Anders Hansen leads the Applied Functional and Harmonic Analysis group within the Cambridge Centre for Analysis at DAMTP. He is a Reader (Associate Professor) in mathematics at DAMTP, Professor of Mathematics at the University of Oslo, a Royal Society University Research Fellow and also a Fellow of Peterhouse.
Anuj Karpatne is an Assistant Professor in the Department of Computer Science at Virginia Tech, where he develops data mining and machine learning methods to solve scientific and socially relevant problems. A key focus of Dr. Karpatne’s research is to advance the field of science-guided machine learning for applications in several domains ranging from climate science, hydrology, and ecology to cell cycle biology, mechano-biology, quantum science, and fluid dynamics.
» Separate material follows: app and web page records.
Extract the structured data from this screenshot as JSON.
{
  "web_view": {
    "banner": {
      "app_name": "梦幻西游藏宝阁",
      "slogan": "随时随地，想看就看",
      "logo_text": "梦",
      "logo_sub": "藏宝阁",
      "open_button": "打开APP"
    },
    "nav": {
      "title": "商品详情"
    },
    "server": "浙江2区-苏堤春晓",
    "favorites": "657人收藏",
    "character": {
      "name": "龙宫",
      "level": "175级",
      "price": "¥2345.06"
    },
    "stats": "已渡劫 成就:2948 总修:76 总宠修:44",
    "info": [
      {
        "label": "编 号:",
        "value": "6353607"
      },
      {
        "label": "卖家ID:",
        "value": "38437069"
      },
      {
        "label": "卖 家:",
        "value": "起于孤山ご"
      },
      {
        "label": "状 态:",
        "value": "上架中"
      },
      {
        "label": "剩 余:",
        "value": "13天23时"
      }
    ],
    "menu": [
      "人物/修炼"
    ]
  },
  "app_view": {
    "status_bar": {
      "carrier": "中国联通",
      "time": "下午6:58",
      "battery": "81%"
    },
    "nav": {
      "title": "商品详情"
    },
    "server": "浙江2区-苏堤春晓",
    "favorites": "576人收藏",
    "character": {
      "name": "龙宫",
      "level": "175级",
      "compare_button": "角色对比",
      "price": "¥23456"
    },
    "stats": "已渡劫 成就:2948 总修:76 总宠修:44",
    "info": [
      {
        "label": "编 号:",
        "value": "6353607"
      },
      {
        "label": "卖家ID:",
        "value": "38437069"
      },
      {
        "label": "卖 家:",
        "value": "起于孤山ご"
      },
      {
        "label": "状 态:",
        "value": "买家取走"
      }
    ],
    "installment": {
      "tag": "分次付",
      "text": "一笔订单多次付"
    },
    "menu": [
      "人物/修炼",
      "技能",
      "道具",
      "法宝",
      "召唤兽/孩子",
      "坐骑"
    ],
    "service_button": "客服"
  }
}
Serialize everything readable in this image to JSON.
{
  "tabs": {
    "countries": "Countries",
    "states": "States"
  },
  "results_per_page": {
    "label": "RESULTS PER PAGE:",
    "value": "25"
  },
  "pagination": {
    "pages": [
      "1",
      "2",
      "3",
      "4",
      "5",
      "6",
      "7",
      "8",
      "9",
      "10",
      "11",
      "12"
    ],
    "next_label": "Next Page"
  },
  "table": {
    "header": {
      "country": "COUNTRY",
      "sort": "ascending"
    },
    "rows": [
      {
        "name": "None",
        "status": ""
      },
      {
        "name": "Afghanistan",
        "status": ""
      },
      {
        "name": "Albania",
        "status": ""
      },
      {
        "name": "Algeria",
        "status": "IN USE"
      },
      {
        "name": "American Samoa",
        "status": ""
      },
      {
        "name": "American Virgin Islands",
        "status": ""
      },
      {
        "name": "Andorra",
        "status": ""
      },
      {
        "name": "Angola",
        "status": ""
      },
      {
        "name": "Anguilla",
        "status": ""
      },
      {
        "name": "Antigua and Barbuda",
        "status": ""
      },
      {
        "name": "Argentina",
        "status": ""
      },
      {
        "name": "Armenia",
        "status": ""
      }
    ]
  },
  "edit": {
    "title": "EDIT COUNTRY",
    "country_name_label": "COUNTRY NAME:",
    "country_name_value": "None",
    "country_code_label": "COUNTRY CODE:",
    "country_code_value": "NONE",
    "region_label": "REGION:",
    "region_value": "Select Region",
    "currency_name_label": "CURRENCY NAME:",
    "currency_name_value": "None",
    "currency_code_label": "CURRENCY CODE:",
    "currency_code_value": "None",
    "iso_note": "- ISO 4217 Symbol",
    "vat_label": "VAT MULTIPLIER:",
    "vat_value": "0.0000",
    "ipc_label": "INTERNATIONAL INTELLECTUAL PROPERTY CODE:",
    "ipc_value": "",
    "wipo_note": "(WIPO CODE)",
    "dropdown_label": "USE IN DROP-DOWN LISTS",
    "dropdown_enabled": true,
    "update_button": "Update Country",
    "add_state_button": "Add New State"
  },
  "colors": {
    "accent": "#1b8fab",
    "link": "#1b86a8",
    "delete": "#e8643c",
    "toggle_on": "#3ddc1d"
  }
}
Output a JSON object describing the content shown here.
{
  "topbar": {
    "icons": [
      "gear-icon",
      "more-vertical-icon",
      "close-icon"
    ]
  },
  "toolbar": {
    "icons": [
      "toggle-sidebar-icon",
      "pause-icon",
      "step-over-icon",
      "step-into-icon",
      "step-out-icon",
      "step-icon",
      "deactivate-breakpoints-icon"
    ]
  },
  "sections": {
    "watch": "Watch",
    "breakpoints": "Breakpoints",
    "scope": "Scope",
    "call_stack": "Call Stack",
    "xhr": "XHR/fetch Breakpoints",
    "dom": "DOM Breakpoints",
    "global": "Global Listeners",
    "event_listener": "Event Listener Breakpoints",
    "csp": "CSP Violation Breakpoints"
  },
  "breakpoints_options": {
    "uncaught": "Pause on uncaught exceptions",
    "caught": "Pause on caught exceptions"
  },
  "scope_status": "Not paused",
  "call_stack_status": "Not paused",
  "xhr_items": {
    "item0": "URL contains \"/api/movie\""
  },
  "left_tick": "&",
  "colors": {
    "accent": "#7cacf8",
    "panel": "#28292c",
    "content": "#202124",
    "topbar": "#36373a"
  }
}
Helge Langseth is a Professor in the Machine Learning at the Department of Computer Science, The Norwegian University of Science and Technology. He holds a PhD in statistics from Dept. of Mathematical Sciences, Norwegian Institute of Technology, and his main research interest is in probabilistic AI. He is also associated with the Norwegian Open AI Lab and NorwAI, a newly established research center for AI innovation.
Maziar Raissi is currently an Assistant Professor of Applied Mathematics at the University of Colorado Boulder. He received his Ph.D. in Applied Mathematics & Statistics, and Scientific Computations from University of Maryland College Park. He then moved to Brown University to carry out his postdoctoral research in the Division of Applied Mathematics. He then worked at NVIDIA in Silicon Valley for a little more than one year as a Senior Software Engineer before moving to Boulder. His expertise lies at the intersection of Probabilistic Machine Learning, Deep Learning, and Data Driven Scientific Computing. In particular, he has been actively involved in the design of learning machines that leverage the underlying physical laws and/or governing equations to extract patterns from high-dimensional data generated from experiments.
Inga Strümke researched the use of machine learning in particle physics in her PhD, and has been active in the field ever since. Inga has previously worked at PwC, focusing on algorithm auditing, and is currently a postdoctoral researcher on explainable AI at Simula Research Laboratory. She has done XAI research primarily on Shapley value confidence interval estimates and Shapley values for uncovering non-linear dependence. Outside of XAI, Inga has researched different statistical methods, including deep learning, for beyond Standard Model physics searches and parameter estimation.
Slides and materials
See the About page for general information about the winter school.
Applying for the winter school
The school has ended.
Cost of participating
There is no registration fee for the winter school.
Even though the school is online, we will not be able to accomodate an unlimited amount of people. Registrations will be honored on a first come first serve basis. We have in the previous years exceeded our capacity, so please register as early as possible!
We will make space in the program for a virtual poster session in which participants can present their work to colleagues and others. The aim of the session is to make new contacts and share your research. You need to indicate in your registration if you want to present a poster during the poster session.
The organizing committee for the Geilo Winter School consists of
- Torkel Andreas Haufmann, Research Scientist (Department of Mathematics and Cybernetics, SINTEF).
- Øystein Klemetsdal, Research Scientist (Department of Mathematics and Cybernetics, SINTEF).
- Signe Riemer-Sørensen, Research Scientist (Department of Mathematics and Cybernetics, SINTEF).
To get in touch with the committee, send an email .